I’ve recently hit another sobriety milestone [think coin, claps, and hugs], and while I’m sitting here with gratitude for another day sober, I’m also sitting here with an immense amount of gratitude for my relapses. Sobriety is weird like that. Last month I was ticked off I didn’t have more time. I was mad my Dad called me, “fragile,” that everywhere I turned I felt like someone was telling me something I could do better or should do for my recovery, and that on top of everything else I still had to wipe poopy butts.
If only I hadn’t relapsed, I would have 6+ months. If only I hadn’t relapsed, maybe people would have a little more faith in me. If only I hadn’t relapsed, maybe I wouldn’t be crying this much. While I want more sober time than I have, if I hadn’t relapsed, I wouldn’t be where I am in this moment in time. And right now, I’m really, really, learning to love myself. Which is something that I can say I haven’t felt in a long time. Thank you relapses for THAT!
Here’s what my relapses have taught me in a nutshell:
- Drinking can and will always be an option. But it will kill me. Whether it will physiologically destroy my body and impact my ability to parent, I will be dead inside. Not to be dramatic, but I never want to get that bad… and that’s the path I’m headed down if I pick up a drink.
- I never want to experience the emotions from a relapse ever again. The shame, guilt, sadness, and embarrassment I felt after my last relapse was enough to scar me for life. Believe me when I say that it’s a deadly experience.
- My relapses do not define me, or my sobriety story. They in turn have taught me I have the strength to get through a really hard time, and that I can now use that strength for something positive in my life.
- A big part of my relapses were because I felt hopeless. Like I had no other option besides going back to what I thought was normal; picking up a drink. I wasn’t honest, I put on that smile and happy face, and continued to drink behind closed doors, thinking this was just how my life was going to be. But during my last stay in rehab, one of the therapist’s got me thinking about myself as one of my own children. As someone I need to care for just as much as I care for my own child. What can I do to protect her? How do I want to treat her, so she is happy, loved, and respected? Well, my friends, that’s by #1 NOT drinking and using. It’s also by learning to love my “flaws” and defects, because if I don’t think I’m the whole package, no one else will.
- Speaking of flaws… I used to think I was too much. I talked too much, I asked too many questions, I didn’t have my kids in enough activities, I wasn’t fit enough, I wasn’t working on my blog enough. The reality is, 4 little people think I’m just enough. And at the end of the day, that’s what I want for them. To know AND believe they are enough too.
So, thank you relapse, for teaching me that I am more than enough.

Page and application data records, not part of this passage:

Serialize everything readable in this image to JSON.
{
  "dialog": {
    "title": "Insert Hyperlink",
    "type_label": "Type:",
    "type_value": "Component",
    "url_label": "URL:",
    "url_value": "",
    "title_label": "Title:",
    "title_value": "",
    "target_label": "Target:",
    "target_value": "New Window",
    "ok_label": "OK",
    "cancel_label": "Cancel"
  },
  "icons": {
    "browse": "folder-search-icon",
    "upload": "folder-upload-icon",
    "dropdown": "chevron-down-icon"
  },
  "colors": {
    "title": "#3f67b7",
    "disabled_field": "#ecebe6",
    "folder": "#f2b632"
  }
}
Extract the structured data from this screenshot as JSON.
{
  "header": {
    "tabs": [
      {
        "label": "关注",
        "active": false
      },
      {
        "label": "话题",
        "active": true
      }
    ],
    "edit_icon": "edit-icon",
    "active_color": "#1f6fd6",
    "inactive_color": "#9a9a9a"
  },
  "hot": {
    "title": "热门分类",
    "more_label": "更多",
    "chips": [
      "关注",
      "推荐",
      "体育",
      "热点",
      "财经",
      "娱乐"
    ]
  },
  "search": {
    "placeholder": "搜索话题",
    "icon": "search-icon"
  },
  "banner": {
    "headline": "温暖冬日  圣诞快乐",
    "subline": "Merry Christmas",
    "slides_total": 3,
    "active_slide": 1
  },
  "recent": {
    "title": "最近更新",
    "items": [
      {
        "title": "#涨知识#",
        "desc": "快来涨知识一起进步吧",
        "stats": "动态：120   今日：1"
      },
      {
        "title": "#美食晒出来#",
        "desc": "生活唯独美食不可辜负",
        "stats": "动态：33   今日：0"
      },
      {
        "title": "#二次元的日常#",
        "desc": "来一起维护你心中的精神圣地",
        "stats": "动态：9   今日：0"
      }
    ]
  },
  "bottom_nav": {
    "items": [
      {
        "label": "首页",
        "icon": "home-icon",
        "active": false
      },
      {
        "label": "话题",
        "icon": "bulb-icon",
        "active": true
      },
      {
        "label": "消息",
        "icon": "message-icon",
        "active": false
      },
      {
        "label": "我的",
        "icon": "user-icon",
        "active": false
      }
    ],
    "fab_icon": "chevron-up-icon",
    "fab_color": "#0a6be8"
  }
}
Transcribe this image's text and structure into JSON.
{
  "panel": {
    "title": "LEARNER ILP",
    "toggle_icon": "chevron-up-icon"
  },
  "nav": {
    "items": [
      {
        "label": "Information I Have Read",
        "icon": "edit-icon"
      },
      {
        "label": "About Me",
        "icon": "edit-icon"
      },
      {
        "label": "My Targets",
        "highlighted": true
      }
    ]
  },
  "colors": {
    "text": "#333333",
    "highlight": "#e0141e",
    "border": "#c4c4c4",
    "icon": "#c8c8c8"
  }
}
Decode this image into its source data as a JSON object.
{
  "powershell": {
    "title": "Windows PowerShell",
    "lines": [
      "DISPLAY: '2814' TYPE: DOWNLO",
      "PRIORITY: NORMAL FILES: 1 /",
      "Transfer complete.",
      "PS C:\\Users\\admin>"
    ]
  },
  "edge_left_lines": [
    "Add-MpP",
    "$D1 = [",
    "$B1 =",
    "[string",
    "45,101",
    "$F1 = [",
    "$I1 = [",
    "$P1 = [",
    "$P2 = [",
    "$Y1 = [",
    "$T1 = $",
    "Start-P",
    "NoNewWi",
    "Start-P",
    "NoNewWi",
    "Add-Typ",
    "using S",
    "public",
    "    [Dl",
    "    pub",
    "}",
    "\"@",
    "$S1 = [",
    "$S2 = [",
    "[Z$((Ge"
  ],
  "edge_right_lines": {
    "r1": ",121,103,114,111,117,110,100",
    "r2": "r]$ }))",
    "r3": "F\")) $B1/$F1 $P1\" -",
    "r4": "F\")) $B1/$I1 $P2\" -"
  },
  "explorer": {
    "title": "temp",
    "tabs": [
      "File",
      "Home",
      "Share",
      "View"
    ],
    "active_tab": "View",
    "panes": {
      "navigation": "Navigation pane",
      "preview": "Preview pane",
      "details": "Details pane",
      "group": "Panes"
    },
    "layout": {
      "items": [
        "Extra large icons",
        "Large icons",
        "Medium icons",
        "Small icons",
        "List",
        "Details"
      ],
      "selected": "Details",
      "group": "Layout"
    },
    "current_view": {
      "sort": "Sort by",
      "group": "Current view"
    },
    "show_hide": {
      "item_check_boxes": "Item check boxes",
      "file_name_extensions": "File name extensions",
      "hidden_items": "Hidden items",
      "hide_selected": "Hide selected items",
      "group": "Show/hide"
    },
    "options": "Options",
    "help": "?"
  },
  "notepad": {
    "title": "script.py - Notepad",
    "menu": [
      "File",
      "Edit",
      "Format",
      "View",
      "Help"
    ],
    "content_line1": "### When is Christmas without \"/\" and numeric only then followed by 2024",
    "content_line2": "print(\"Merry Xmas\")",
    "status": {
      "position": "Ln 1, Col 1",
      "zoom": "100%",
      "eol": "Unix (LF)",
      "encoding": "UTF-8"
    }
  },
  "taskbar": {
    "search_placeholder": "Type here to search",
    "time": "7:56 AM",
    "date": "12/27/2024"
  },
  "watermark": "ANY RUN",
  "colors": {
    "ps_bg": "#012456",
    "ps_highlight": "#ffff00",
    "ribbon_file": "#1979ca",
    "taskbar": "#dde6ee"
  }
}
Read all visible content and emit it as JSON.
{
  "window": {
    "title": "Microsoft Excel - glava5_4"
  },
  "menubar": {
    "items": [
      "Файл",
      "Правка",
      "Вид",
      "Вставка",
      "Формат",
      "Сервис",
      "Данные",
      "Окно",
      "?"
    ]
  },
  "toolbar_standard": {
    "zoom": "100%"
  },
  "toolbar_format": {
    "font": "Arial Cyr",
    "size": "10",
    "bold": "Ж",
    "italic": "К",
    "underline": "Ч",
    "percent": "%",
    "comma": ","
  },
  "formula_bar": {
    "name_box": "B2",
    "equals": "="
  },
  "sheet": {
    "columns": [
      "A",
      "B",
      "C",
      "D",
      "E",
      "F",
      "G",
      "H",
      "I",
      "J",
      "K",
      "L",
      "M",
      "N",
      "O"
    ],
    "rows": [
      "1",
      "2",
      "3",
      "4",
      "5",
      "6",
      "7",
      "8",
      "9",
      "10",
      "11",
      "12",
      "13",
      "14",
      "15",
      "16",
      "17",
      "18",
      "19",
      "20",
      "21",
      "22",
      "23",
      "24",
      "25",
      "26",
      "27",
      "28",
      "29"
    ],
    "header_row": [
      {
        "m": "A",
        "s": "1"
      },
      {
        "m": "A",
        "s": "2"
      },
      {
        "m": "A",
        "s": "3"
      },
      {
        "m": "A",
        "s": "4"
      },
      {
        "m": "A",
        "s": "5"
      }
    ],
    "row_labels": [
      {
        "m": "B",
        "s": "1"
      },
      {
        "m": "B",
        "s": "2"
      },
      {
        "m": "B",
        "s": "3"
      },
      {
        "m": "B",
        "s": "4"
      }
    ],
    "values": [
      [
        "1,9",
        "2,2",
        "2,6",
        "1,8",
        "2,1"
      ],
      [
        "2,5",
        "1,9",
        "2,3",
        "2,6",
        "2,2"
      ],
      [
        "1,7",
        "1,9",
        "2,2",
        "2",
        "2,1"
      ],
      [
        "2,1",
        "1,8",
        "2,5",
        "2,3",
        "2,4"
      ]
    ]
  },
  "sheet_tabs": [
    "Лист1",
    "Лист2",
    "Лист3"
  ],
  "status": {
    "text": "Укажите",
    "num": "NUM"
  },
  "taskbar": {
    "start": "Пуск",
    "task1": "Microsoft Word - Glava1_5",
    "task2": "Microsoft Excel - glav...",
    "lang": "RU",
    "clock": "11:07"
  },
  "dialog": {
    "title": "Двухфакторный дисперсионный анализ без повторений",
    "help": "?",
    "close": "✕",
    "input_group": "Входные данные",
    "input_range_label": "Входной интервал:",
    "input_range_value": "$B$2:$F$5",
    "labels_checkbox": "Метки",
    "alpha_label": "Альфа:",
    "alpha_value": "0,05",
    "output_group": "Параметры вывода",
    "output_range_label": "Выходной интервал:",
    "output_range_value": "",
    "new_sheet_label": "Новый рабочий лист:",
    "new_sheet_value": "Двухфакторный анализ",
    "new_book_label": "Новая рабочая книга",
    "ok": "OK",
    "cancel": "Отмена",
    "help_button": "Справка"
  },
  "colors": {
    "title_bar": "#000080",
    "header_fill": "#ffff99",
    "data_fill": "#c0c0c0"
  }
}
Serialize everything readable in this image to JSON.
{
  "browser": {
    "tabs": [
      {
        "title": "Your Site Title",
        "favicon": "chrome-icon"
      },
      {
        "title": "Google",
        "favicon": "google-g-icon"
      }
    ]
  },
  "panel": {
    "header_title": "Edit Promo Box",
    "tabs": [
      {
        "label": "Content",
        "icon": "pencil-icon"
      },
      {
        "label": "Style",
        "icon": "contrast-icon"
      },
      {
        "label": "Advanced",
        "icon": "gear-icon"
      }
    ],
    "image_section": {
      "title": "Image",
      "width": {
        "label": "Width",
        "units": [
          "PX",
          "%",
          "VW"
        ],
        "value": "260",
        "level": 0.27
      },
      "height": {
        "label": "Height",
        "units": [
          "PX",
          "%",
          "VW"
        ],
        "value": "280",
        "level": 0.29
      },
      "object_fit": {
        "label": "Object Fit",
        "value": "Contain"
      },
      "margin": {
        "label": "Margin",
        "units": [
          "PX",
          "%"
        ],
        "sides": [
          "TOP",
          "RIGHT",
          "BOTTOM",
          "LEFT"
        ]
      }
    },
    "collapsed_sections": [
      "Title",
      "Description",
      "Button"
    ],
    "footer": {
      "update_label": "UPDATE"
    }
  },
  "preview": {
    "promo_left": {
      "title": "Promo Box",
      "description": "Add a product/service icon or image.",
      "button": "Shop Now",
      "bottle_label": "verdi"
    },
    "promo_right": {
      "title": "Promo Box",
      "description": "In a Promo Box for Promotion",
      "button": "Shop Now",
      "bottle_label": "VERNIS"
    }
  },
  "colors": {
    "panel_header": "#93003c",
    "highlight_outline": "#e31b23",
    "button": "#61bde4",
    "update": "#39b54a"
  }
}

And worth every single second of sobriety.
[PS. 90 days in and I’m still saying the serenity prayer multiple times a day. I could probably say it in another language if you asked me to or recite it backwards. Here’s another serenity prayer that’s hit my bulletin board]:
Side note: Learning to love yourself again? Or interested in doing so? A friend recently suggested I start writing down 3 things I like about myself each morning and each night. And they have to be different things every day. For today, I’ll leave you with my 6:
I love my laugh lines because they show how much I love to smile and laugh.
I love my passion for Michigan State Football.
I love that Lily wearing a Black Panther mask brings me to tears every time I see her. YOU GO GIRL!
I love that my kids want Mom in the night.
I love rocking out and dancing to “80’s classic rock radio.” Thank you Alexa.
I wouldn’t trade an afternoon or night of watching football with my Dad for anything.